▶ [WHAT IS NEEDED]
Using the records below, please work out how many lines contain "icon"; answer with the number alone.

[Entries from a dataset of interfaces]
--------------------------------

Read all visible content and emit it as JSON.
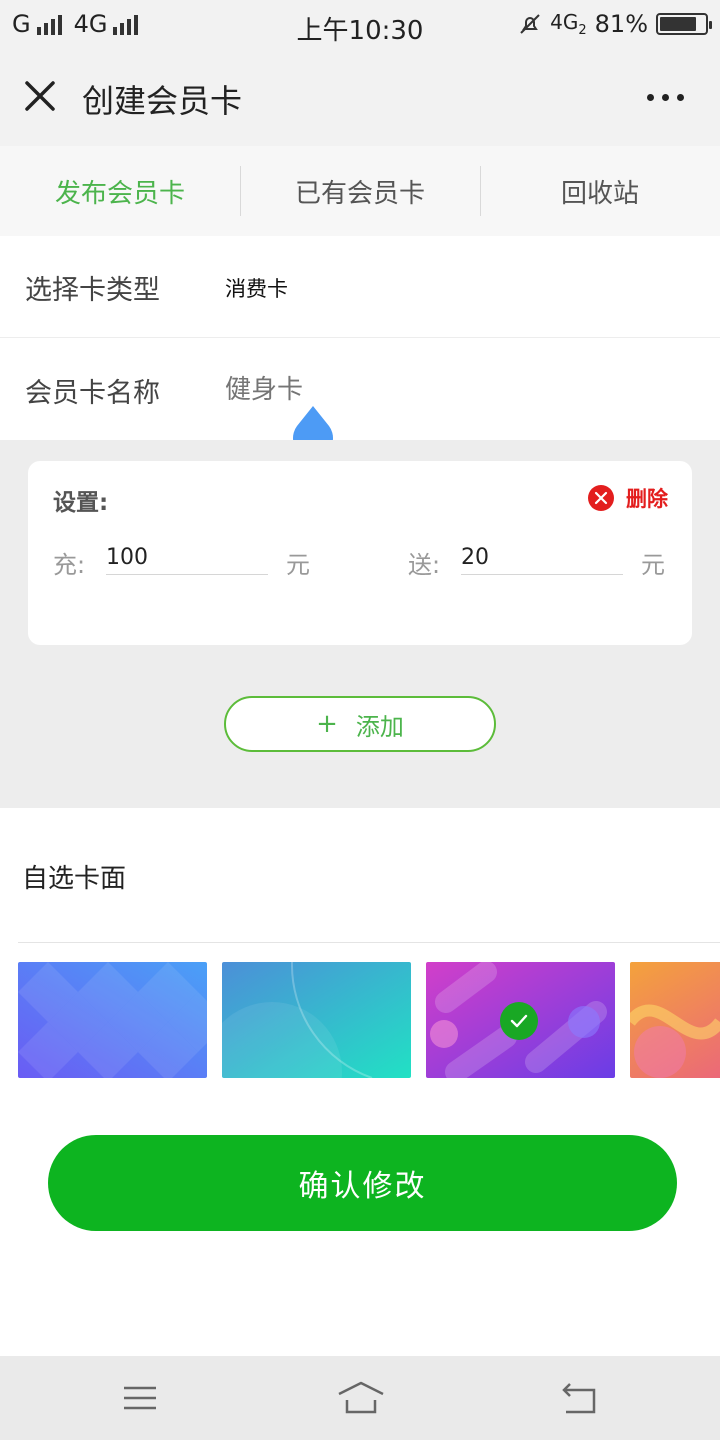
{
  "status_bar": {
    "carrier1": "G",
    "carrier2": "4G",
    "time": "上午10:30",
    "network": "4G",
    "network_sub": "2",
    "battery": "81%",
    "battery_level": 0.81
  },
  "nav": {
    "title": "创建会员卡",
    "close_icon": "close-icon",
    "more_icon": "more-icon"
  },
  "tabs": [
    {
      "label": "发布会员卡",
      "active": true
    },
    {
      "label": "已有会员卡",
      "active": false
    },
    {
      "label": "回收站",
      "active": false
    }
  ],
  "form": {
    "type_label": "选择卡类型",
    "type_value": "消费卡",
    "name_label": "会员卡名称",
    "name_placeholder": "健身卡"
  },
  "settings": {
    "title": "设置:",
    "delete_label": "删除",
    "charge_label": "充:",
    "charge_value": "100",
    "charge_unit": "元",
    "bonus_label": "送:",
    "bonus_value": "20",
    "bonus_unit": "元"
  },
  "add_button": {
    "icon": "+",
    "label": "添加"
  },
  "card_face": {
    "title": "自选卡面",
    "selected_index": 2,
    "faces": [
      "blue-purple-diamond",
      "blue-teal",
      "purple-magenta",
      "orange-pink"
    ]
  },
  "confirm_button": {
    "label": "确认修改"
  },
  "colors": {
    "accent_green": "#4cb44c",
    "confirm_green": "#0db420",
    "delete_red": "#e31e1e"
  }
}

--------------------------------

▶ [WRITTEN RESPONSE]
3